(Interface dataset entries)
──────────
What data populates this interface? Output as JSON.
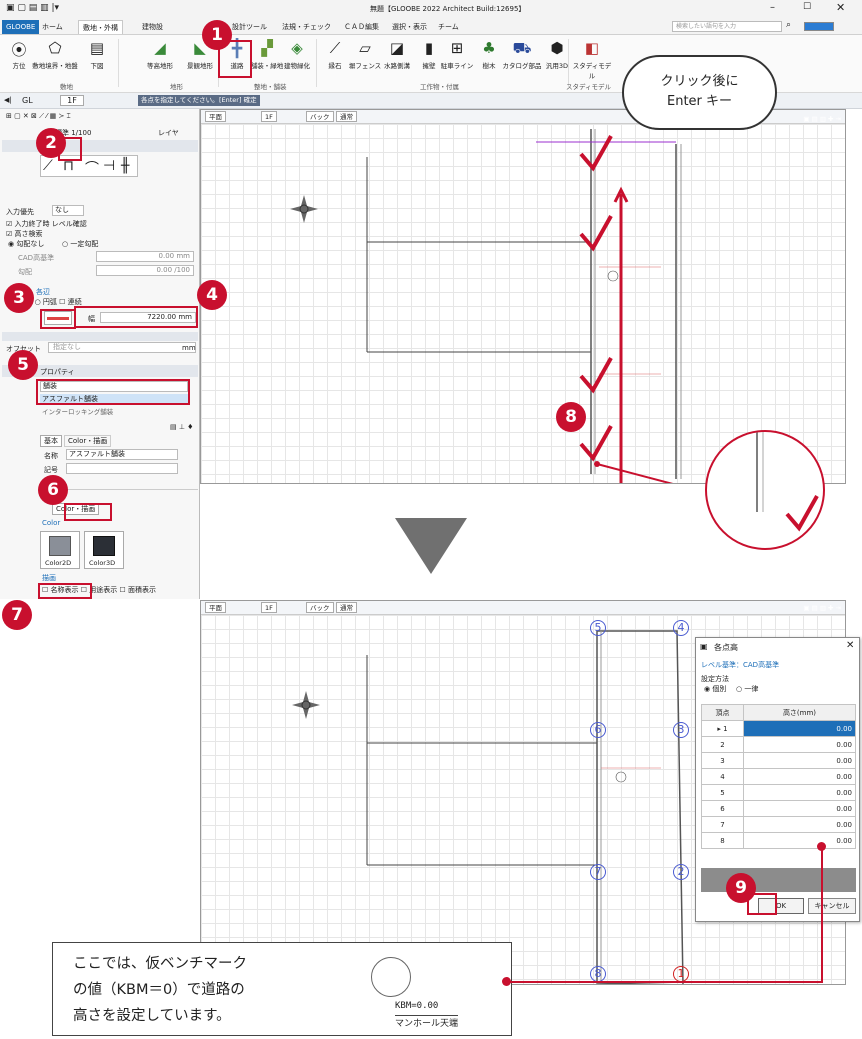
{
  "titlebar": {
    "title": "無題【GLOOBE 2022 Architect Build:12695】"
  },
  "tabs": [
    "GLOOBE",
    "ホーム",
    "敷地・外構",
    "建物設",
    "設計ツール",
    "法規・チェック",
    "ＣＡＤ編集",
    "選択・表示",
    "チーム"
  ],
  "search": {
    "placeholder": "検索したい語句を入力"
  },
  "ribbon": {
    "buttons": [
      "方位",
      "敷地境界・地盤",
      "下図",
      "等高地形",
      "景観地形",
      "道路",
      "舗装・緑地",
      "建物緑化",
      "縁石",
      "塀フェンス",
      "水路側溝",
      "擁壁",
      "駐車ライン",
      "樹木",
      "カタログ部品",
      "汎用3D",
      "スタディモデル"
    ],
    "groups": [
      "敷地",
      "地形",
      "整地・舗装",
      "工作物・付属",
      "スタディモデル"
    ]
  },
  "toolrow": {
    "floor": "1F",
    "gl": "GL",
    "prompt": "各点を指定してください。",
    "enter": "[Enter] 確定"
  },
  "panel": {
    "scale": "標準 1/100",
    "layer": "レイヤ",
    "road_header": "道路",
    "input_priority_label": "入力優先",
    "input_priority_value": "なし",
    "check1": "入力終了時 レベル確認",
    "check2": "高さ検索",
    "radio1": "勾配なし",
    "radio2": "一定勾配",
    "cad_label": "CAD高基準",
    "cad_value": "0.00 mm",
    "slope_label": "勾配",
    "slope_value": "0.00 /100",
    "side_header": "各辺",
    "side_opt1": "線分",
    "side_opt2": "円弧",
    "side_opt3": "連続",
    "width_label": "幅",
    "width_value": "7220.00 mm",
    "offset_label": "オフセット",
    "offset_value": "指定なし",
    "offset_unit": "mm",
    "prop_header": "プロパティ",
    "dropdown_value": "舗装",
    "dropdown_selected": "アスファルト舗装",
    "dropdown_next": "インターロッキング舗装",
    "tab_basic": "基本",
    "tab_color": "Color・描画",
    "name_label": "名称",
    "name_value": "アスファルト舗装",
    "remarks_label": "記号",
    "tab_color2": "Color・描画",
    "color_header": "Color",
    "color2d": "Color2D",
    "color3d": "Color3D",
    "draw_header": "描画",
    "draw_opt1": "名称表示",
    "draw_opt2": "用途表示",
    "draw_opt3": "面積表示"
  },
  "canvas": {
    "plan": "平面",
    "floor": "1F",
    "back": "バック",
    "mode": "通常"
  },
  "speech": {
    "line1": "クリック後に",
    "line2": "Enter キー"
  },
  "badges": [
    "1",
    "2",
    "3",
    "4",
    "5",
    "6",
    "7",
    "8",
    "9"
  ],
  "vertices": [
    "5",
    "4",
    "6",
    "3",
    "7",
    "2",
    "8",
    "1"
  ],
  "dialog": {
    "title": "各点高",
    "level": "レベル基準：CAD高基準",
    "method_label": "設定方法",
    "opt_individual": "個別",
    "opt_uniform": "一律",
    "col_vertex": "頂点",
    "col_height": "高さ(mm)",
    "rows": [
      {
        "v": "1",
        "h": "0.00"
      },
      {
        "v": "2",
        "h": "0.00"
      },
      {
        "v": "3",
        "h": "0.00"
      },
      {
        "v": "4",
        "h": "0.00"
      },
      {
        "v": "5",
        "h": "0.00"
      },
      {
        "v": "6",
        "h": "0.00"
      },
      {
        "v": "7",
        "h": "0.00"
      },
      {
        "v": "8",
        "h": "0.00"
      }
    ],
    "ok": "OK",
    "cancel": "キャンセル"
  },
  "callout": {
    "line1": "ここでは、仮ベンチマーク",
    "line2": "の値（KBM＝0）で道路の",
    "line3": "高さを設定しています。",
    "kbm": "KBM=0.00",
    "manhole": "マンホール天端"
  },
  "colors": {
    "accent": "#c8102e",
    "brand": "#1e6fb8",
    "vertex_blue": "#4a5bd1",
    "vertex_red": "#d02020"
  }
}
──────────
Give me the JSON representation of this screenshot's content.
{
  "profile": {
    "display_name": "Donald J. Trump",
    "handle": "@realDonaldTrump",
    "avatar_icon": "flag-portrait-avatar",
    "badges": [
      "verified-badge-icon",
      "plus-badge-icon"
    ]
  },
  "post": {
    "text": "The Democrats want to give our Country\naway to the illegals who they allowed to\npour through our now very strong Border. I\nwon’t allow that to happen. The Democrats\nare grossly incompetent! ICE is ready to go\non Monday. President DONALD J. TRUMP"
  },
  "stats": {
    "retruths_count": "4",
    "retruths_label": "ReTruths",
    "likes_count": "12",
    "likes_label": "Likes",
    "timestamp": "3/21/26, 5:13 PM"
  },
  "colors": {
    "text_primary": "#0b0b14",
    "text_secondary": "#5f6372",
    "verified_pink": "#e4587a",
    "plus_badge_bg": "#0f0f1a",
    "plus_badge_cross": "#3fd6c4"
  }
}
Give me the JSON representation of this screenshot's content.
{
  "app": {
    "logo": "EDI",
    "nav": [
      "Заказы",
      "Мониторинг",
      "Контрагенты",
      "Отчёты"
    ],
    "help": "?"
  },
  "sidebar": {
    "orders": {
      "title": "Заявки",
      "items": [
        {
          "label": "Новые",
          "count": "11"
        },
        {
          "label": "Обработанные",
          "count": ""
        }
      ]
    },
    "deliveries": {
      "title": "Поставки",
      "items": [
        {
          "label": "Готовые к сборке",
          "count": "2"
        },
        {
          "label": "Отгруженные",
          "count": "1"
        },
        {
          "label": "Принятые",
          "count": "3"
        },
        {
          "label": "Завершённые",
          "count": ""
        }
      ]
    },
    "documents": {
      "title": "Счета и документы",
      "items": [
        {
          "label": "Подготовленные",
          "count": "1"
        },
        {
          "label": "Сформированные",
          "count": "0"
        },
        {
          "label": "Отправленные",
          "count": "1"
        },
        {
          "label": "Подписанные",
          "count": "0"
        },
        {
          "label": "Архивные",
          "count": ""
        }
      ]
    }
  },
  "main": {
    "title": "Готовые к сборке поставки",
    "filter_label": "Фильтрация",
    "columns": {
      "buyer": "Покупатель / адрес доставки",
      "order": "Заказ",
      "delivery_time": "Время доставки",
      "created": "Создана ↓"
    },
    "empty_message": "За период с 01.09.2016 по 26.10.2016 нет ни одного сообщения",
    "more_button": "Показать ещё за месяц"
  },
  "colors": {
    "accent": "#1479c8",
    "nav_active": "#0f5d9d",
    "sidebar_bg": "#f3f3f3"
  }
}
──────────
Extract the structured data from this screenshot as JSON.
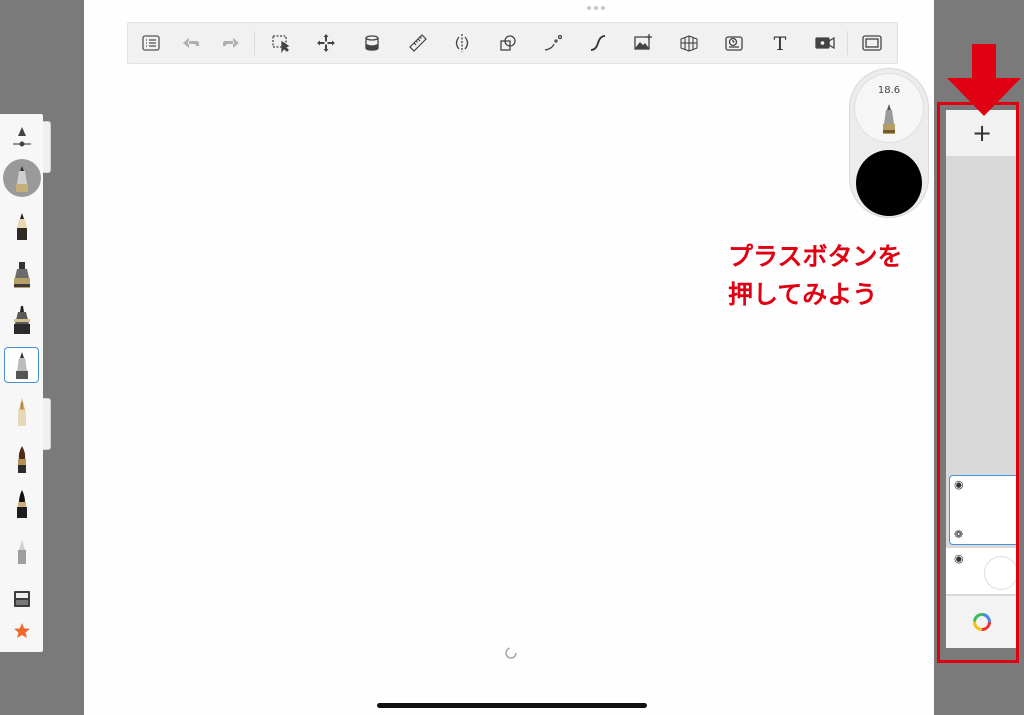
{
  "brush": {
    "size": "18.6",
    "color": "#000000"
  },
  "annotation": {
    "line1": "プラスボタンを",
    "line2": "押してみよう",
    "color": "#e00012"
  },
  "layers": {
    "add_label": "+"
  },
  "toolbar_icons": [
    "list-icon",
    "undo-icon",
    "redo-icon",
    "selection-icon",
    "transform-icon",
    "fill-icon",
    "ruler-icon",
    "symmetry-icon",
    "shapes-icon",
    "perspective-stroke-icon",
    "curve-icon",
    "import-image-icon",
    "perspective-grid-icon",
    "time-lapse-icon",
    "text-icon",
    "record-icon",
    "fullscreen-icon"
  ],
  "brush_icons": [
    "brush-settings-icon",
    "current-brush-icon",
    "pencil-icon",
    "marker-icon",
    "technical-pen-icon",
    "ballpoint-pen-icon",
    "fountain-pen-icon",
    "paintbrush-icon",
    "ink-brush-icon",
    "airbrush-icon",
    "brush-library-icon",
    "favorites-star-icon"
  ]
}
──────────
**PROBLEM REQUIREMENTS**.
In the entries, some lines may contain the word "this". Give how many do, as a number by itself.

**WRITTEN ANSWER**.
4